Fish brains in Niagara River contains anti-depressant chemicals

Researchers who found a high level of antidepressant therapy in the brains of fish living in the Niagara River, states that the United States wastewater management facilities should fill the gaps in the filtering activities.

The lead author, Diana Aga, Ph.D., discovered human chemical compositions or their metabolized forms in the brains of 10 different fish species learned in the Great Lakes Region. Lake Ontario and Lake Erie are linked by the Niagara River and flow along the border of the state of New York and Ontario.

Overlooked substances

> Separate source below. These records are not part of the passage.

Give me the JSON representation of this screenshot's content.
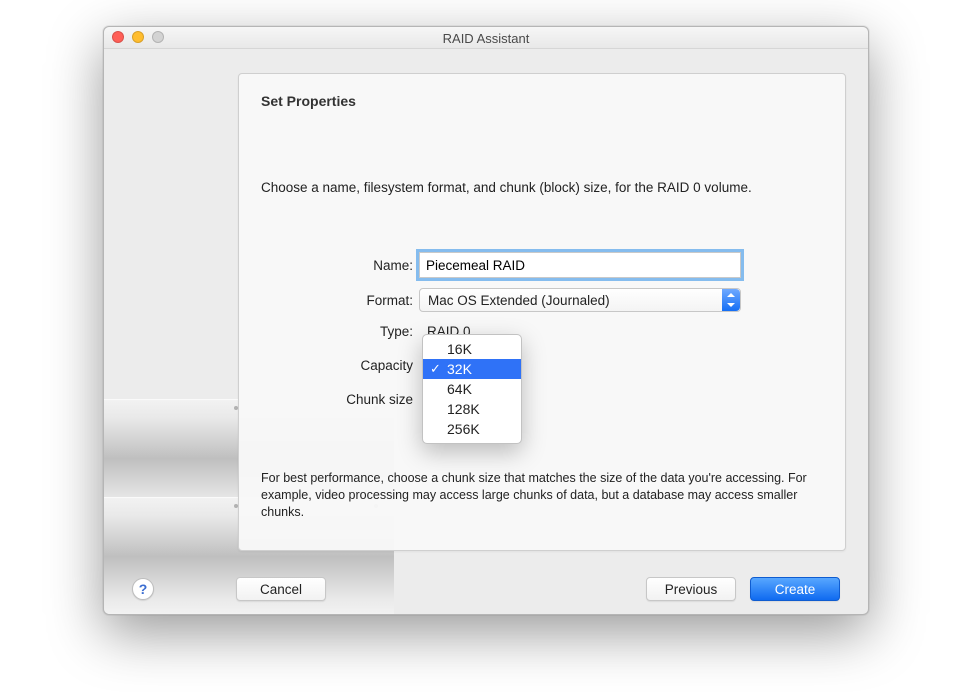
{
  "window": {
    "title": "RAID Assistant"
  },
  "heading": "Set Properties",
  "intro": "Choose a name, filesystem format, and chunk (block) size, for the RAID 0 volume.",
  "labels": {
    "name": "Name:",
    "format": "Format:",
    "type": "Type:",
    "capacity": "Capacity",
    "chunk": "Chunk size"
  },
  "values": {
    "name_input": "Piecemeal RAID",
    "format_selected": "Mac OS Extended (Journaled)",
    "type": "RAID 0"
  },
  "chunk_menu": {
    "options": [
      "16K",
      "32K",
      "64K",
      "128K",
      "256K"
    ],
    "selected": "32K"
  },
  "tip": "For best performance, choose a chunk size that matches the size of the data you're accessing. For example, video processing may access large chunks of data, but a database may access smaller chunks.",
  "buttons": {
    "help": "?",
    "cancel": "Cancel",
    "previous": "Previous",
    "create": "Create"
  }
}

Following the study by Aga and her group on the personal care and health-friendly products in the river, they stated that the chemical compounds found in these fishes are good for medication, but are often overlooked.

Aga informed the University of Buffalo News Center that these plants are geared towards eliminating phosphorus, nitrogen, and dissolved carbon compounds, but there are other chemicals that are given much attention but adds to the environment.

She further stated that the chemicals present in fishes are usually utilized in making certain serotonin uptake inhibitors (SSRIs), including many anti-depressants like Zoloft. The report confirms that people who consume the fish may not benefit from this, but biodiversity in the river will manifest negatively.

A co-author of the research, Randolph Singh, who is also a UB graduate with Ph.D. said that humans could eat these fish, but biodiversity in the water remains a significant concern.

Singh spoke to the UB News Center that these medicines might have effects on fish behavior, but they didn’t study this. He added that other scientists have proved that the survival and feeding behavior of the fish can be altered by anti-depressant, and some fish won’t notice the presence of their attackers.

Aga said that these anti-depressants get into the water bodies through human urine, and are often neglected when treating process, which is directed towards eliminating bacteria and solid waste.